speculum exam, brush sample of transformation zone, testing for HPV 16/18
- negative: repeat 5y
- positive: perform cytology test
- positive: colposcopy
- negative: repeat screen 12m
Describe the risk factors for prolapse.
female sex, childbirth, forceps delivery, obesity
- stressors (smokers cough, COPD, heavy lifting, constipation)
- Marfan’s, Ehlers-Danlos
Describe the symptoms and classification of uterine prolapse.
- heaviness/pressure, bulging, tissue protrusion, urinary incontinence / retention, splinting, vaginal wall, trouble with bowel movements, dyspareunia
- 1st degree: within the vagina
- 2nd: at the introitus
- 3rd: outside the vagina
- 4th / proincidenta: entirely outside without the vagina
Describe the management options for gynaecological prolapse [3+3].
- lifestyle: weight loss, smoking cessation, avoiding heavy lifting, caffeine reduction etc.
- physiotherapy, pessaries etc.
- cystocele: anterior colporrhaphy
- rectocele: posterior colporrhaphy
- uterine: sacrospinous fixation, mesh treatment etc.
- describe the benefits and difficulties
- describe the two O&G approaches and their differences
- benefits: cheap and safe (no ionising radiation), very good definition of different pelvic organs and can be used as an adjunct to clinical examination
- difficulties: obesity, gaseous distension, operator dependant
- TA (transabdominal): requires full bladder, good initial view
- TV (transvaginal): requires empty bladder, higher frequency and spatial resolution, can be used to evaluate ovarian volume
Describe the key indications for CT , MRI , and HSG  in O&G disease.
- CT: acute abdomen (after USS), post-surgical complications, staging malignancy, assessing response to cancer treatment

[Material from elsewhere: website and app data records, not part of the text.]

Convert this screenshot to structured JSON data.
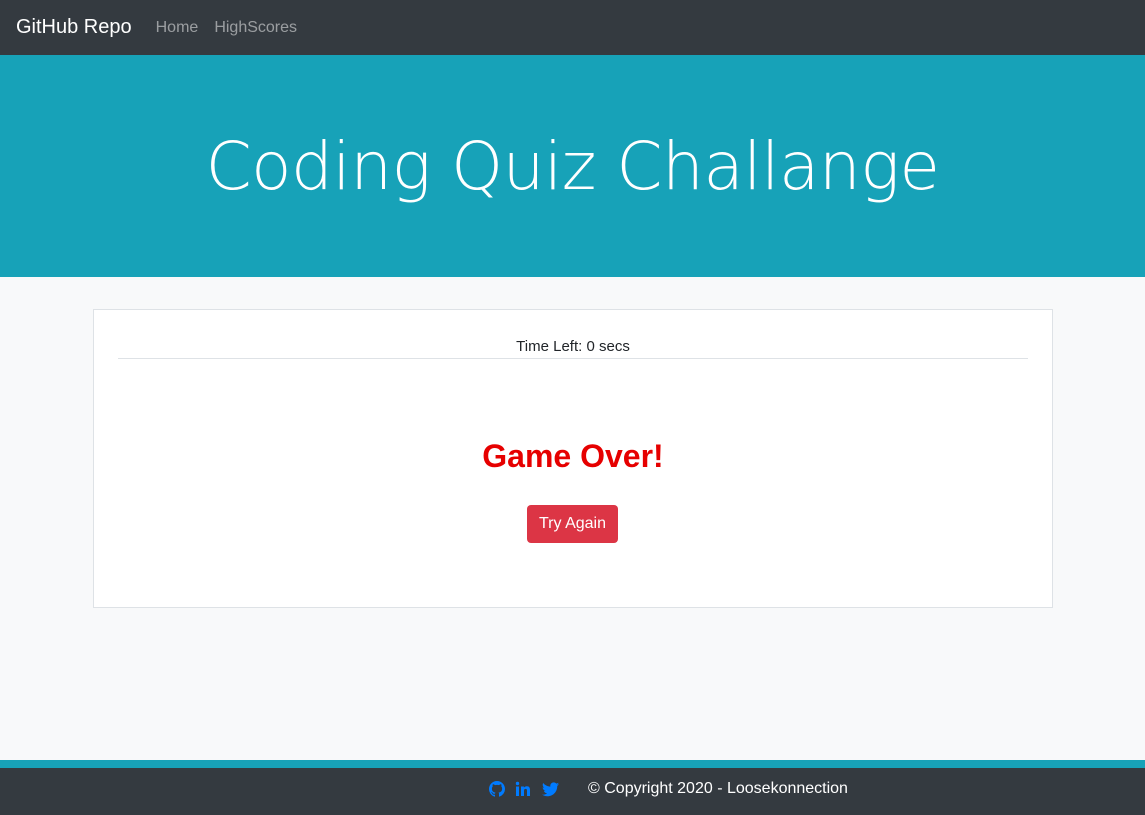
{
  "navbar": {
    "brand": "GitHub Repo",
    "links": [
      {
        "label": "Home"
      },
      {
        "label": "HighScores"
      }
    ]
  },
  "header": {
    "title": "Coding Quiz Challange"
  },
  "quiz": {
    "timer_text": "Time Left: 0 secs",
    "status": "Game Over!",
    "retry_label": "Try Again"
  },
  "footer": {
    "social_icons": [
      "github-icon",
      "linkedin-icon",
      "twitter-icon"
    ],
    "copyright": "© Copyright 2020 - Loosekonnection"
  },
  "colors": {
    "navbar": "#343a40",
    "accent": "#17a2b8",
    "danger": "#dc3545",
    "game_over_text": "#e60000",
    "social_icon": "#007bff"
  }
}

- MRI: cervical cancer staging, evaluation of adnexal masses, subfertility (in conjunction with pituitary MRI)
- HSG (hysterosalpingogram): infertility by tubal patency